"""

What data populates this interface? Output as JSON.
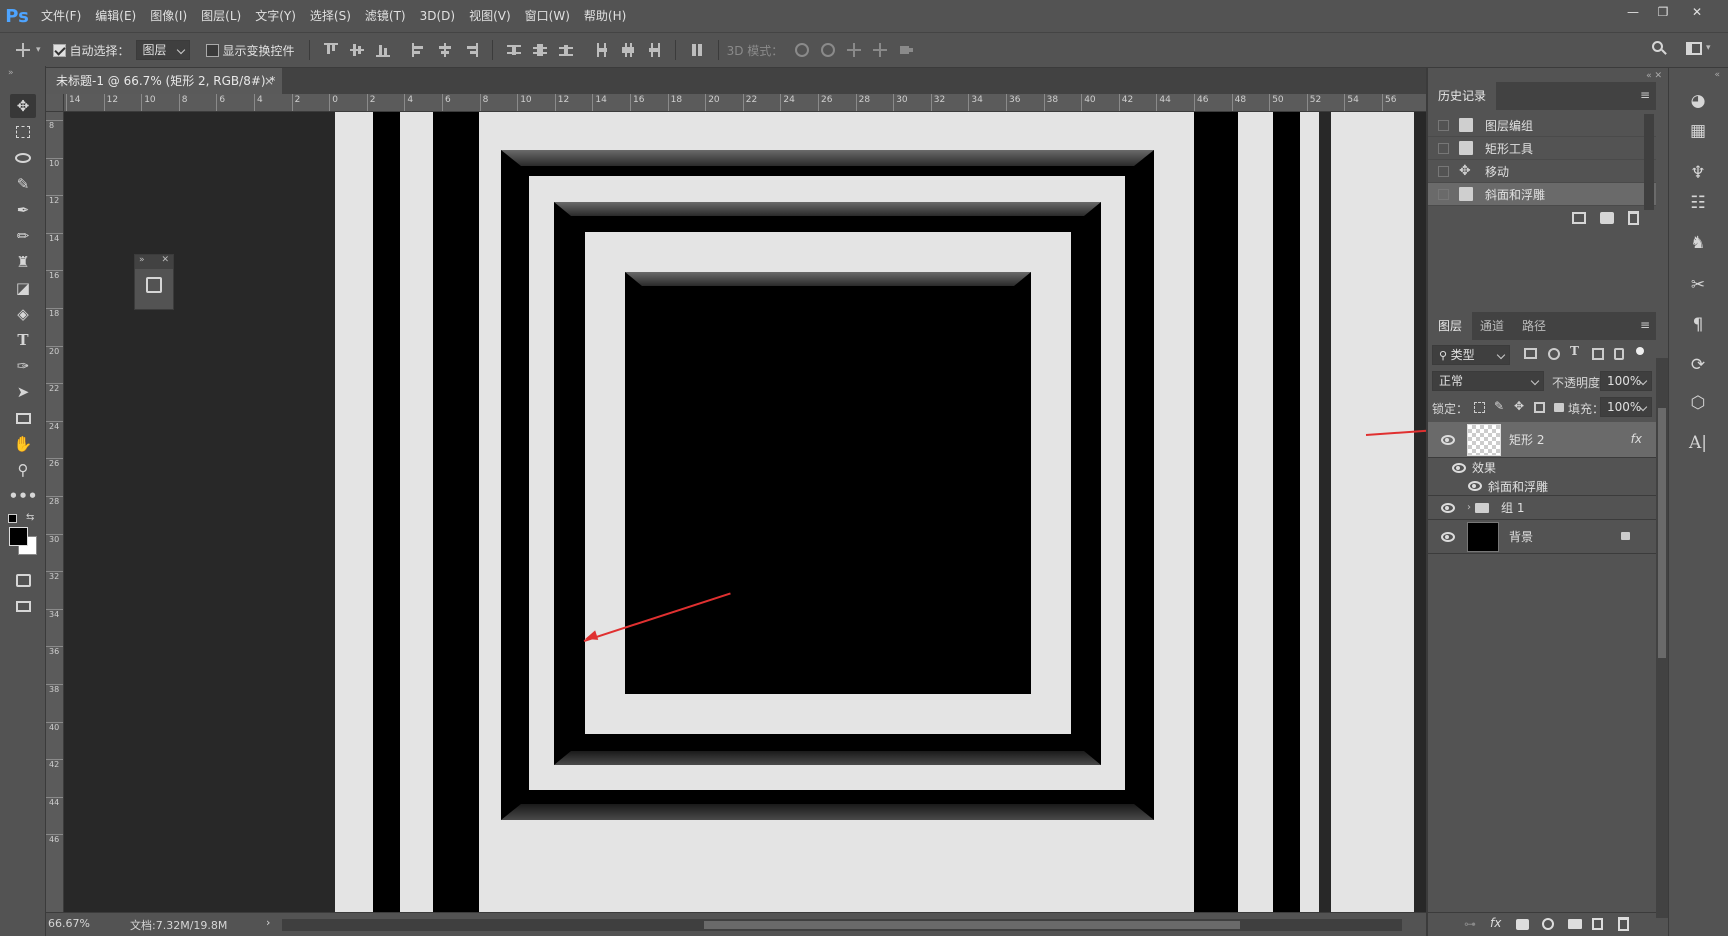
{
  "app": {
    "logo": "Ps"
  },
  "menu": [
    "文件(F)",
    "编辑(E)",
    "图像(I)",
    "图层(L)",
    "文字(Y)",
    "选择(S)",
    "滤镜(T)",
    "3D(D)",
    "视图(V)",
    "窗口(W)",
    "帮助(H)"
  ],
  "window_controls": {
    "minimize": "—",
    "restore": "❐",
    "close": "✕"
  },
  "options": {
    "auto_select_label": "自动选择：",
    "auto_select_value": "图层",
    "show_transform_label": "显示变换控件",
    "mode3d_label": "3D 模式："
  },
  "document": {
    "tab_title": "未标题-1 @ 66.7% (矩形 2, RGB/8#) *",
    "tab_close": "×"
  },
  "ruler": {
    "top_ticks": [
      "14",
      "12",
      "10",
      "8",
      "6",
      "4",
      "2",
      "0",
      "2",
      "4",
      "6",
      "8",
      "10",
      "12",
      "14",
      "16",
      "18",
      "20",
      "22",
      "24",
      "26",
      "28",
      "30",
      "32",
      "34",
      "36",
      "38",
      "40",
      "42",
      "44",
      "46",
      "48",
      "50",
      "52",
      "54",
      "56"
    ],
    "left_ticks": [
      "8",
      "10",
      "12",
      "14",
      "16",
      "18",
      "20",
      "22",
      "24",
      "26",
      "28",
      "30",
      "32",
      "34",
      "36",
      "38",
      "40",
      "42",
      "44",
      "46"
    ]
  },
  "status": {
    "zoom": "66.67%",
    "doc_info": "文档:7.32M/19.8M",
    "arrow": "›"
  },
  "history_panel": {
    "title": "历史记录",
    "items": [
      "图层编组",
      "矩形工具",
      "移动",
      "斜面和浮雕"
    ]
  },
  "layers_panel": {
    "tabs": [
      "图层",
      "通道",
      "路径"
    ],
    "filter_label": "类型",
    "blend_mode": "正常",
    "opacity_label": "不透明度：",
    "opacity_value": "100%",
    "lock_label": "锁定：",
    "fill_label": "填充：",
    "fill_value": "100%",
    "layers": [
      {
        "name": "矩形 2",
        "fx": "fx"
      },
      {
        "name": "效果"
      },
      {
        "name": "斜面和浮雕"
      },
      {
        "name": "组 1"
      },
      {
        "name": "背景"
      }
    ]
  },
  "colors": {
    "accent_arrow": "#e03030",
    "canvas_light": "#e4e4e4",
    "canvas_dark": "#000000",
    "workspace": "#282828"
  }
}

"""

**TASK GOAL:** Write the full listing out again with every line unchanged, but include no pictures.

**WRITTEN REPLY:**
What data populates this interface? Output as JSON.
{
  "app": {
    "logo": "Ps"
  },
  "menu": [
    "文件(F)",
    "编辑(E)",
    "图像(I)",
    "图层(L)",
    "文字(Y)",
    "选择(S)",
    "滤镜(T)",
    "3D(D)",
    "视图(V)",
    "窗口(W)",
    "帮助(H)"
  ],
  "window_controls": {
    "minimize": "—",
    "restore": "❐",
    "close": "✕"
  },
  "options": {
    "auto_select_label": "自动选择：",
    "auto_select_value": "图层",
    "show_transform_label": "显示变换控件",
    "mode3d_label": "3D 模式："
  },
  "document": {
    "tab_title": "未标题-1 @ 66.7% (矩形 2, RGB/8#) *",
    "tab_close": "×"
  },
  "ruler": {
    "top_ticks": [
      "14",
      "12",
      "10",
      "8",
      "6",
      "4",
      "2",
      "0",
      "2",
      "4",
      "6",
      "8",
      "10",
      "12",
      "14",
      "16",
      "18",
      "20",
      "22",
      "24",
      "26",
      "28",
      "30",
      "32",
      "34",
      "36",
      "38",
      "40",
      "42",
      "44",
      "46",
      "48",
      "50",
      "52",
      "54",
      "56"
    ],
    "left_ticks": [
      "8",
      "10",
      "12",
      "14",
      "16",
      "18",
      "20",
      "22",
      "24",
      "26",
      "28",
      "30",
      "32",
      "34",
      "36",
      "38",
      "40",
      "42",
      "44",
      "46"
    ]
  },
  "status": {
    "zoom": "66.67%",
    "doc_info": "文档:7.32M/19.8M",
    "arrow": "›"
  },
  "history_panel": {
    "title": "历史记录",
    "items": [
      "图层编组",
      "矩形工具",
      "移动",
      "斜面和浮雕"
    ]
  },
  "layers_panel": {
    "tabs": [
      "图层",
      "通道",
      "路径"
    ],
    "filter_label": "类型",
    "blend_mode": "正常",
    "opacity_label": "不透明度：",
    "opacity_value": "100%",
    "lock_label": "锁定：",
    "fill_label": "填充：",
    "fill_value": "100%",
    "layers": [
      {
        "name": "矩形 2",
        "fx": "fx"
      },
      {
        "name": "效果"
      },
      {
        "name": "斜面和浮雕"
      },
      {
        "name": "组 1"
      },
      {
        "name": "背景"
      }
    ]
  },
  "colors": {
    "accent_arrow": "#e03030",
    "canvas_light": "#e4e4e4",
    "canvas_dark": "#000000",
    "workspace": "#282828"
  }
}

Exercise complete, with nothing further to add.